◆ **Required action**: Every entry is to be returned verbatim.

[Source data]
↓↓↓

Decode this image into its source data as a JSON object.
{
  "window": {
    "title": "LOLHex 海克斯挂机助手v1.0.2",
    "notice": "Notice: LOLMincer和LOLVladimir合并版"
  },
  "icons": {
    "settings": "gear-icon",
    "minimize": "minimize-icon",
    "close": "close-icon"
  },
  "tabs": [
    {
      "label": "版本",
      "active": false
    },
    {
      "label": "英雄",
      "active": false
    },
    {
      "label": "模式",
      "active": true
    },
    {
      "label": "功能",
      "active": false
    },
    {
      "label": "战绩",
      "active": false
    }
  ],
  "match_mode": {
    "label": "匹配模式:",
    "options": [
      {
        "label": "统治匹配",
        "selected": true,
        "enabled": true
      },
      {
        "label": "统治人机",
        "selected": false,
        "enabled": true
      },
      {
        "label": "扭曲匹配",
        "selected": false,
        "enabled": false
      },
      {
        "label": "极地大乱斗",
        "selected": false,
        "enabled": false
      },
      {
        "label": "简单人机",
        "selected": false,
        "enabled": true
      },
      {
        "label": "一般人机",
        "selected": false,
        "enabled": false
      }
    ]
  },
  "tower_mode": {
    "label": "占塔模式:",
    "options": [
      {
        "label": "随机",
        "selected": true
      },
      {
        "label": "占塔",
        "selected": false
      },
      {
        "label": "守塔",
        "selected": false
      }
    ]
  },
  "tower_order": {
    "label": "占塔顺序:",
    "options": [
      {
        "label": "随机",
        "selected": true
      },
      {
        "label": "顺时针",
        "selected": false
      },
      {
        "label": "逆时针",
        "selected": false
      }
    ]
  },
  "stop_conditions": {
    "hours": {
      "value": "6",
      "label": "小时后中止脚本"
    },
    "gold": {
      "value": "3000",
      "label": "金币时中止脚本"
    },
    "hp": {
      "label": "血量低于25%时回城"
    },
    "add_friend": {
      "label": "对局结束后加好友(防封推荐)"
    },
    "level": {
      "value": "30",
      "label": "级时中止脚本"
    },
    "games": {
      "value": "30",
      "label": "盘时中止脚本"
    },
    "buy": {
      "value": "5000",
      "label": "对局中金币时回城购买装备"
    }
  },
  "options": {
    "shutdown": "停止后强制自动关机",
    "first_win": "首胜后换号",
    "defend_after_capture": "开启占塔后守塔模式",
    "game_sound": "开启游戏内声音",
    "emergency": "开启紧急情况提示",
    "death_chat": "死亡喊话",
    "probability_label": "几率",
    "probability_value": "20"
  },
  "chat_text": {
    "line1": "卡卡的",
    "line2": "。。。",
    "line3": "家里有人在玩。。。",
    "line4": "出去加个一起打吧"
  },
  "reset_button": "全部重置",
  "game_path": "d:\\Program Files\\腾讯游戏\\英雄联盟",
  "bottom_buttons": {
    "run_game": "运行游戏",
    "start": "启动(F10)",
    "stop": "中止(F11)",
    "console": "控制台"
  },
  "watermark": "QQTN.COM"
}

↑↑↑

◆ **Answer section**:
Decode this image into its source data as a JSON object.
{
  "window": {
    "title": "LOLHex 海克斯挂机助手v1.0.2",
    "notice": "Notice: LOLMincer和LOLVladimir合并版"
  },
  "icons": {
    "settings": "gear-icon",
    "minimize": "minimize-icon",
    "close": "close-icon"
  },
  "tabs": [
    {
      "label": "版本",
      "active": false
    },
    {
      "label": "英雄",
      "active": false
    },
    {
      "label": "模式",
      "active": true
    },
    {
      "label": "功能",
      "active": false
    },
    {
      "label": "战绩",
      "active": false
    }
  ],
  "match_mode": {
    "label": "匹配模式:",
    "options": [
      {
        "label": "统治匹配",
        "selected": true,
        "enabled": true
      },
      {
        "label": "统治人机",
        "selected": false,
        "enabled": true
      },
      {
        "label": "扭曲匹配",
        "selected": false,
        "enabled": false
      },
      {
        "label": "极地大乱斗",
        "selected": false,
        "enabled": false
      },
      {
        "label": "简单人机",
        "selected": false,
        "enabled": true
      },
      {
        "label": "一般人机",
        "selected": false,
        "enabled": false
      }
    ]
  },
  "tower_mode": {
    "label": "占塔模式:",
    "options": [
      {
        "label": "随机",
        "selected": true
      },
      {
        "label": "占塔",
        "selected": false
      },
      {
        "label": "守塔",
        "selected": false
      }
    ]
  },
  "tower_order": {
    "label": "占塔顺序:",
    "options": [
      {
        "label": "随机",
        "selected": true
      },
      {
        "label": "顺时针",
        "selected": false
      },
      {
        "label": "逆时针",
        "selected": false
      }
    ]
  },
  "stop_conditions": {
    "hours": {
      "value": "6",
      "label": "小时后中止脚本"
    },
    "gold": {
      "value": "3000",
      "label": "金币时中止脚本"
    },
    "hp": {
      "label": "血量低于25%时回城"
    },
    "add_friend": {
      "label": "对局结束后加好友(防封推荐)"
    },
    "level": {
      "value": "30",
      "label": "级时中止脚本"
    },
    "games": {
      "value": "30",
      "label": "盘时中止脚本"
    },
    "buy": {
      "value": "5000",
      "label": "对局中金币时回城购买装备"
    }
  },
  "options": {
    "shutdown": "停止后强制自动关机",
    "first_win": "首胜后换号",
    "defend_after_capture": "开启占塔后守塔模式",
    "game_sound": "开启游戏内声音",
    "emergency": "开启紧急情况提示",
    "death_chat": "死亡喊话",
    "probability_label": "几率",
    "probability_value": "20"
  },
  "chat_text": {
    "line1": "卡卡的",
    "line2": "。。。",
    "line3": "家里有人在玩。。。",
    "line4": "出去加个一起打吧"
  },
  "reset_button": "全部重置",
  "game_path": "d:\\Program Files\\腾讯游戏\\英雄联盟",
  "bottom_buttons": {
    "run_game": "运行游戏",
    "start": "启动(F10)",
    "stop": "中止(F11)",
    "console": "控制台"
  },
  "watermark": "QQTN.COM"
}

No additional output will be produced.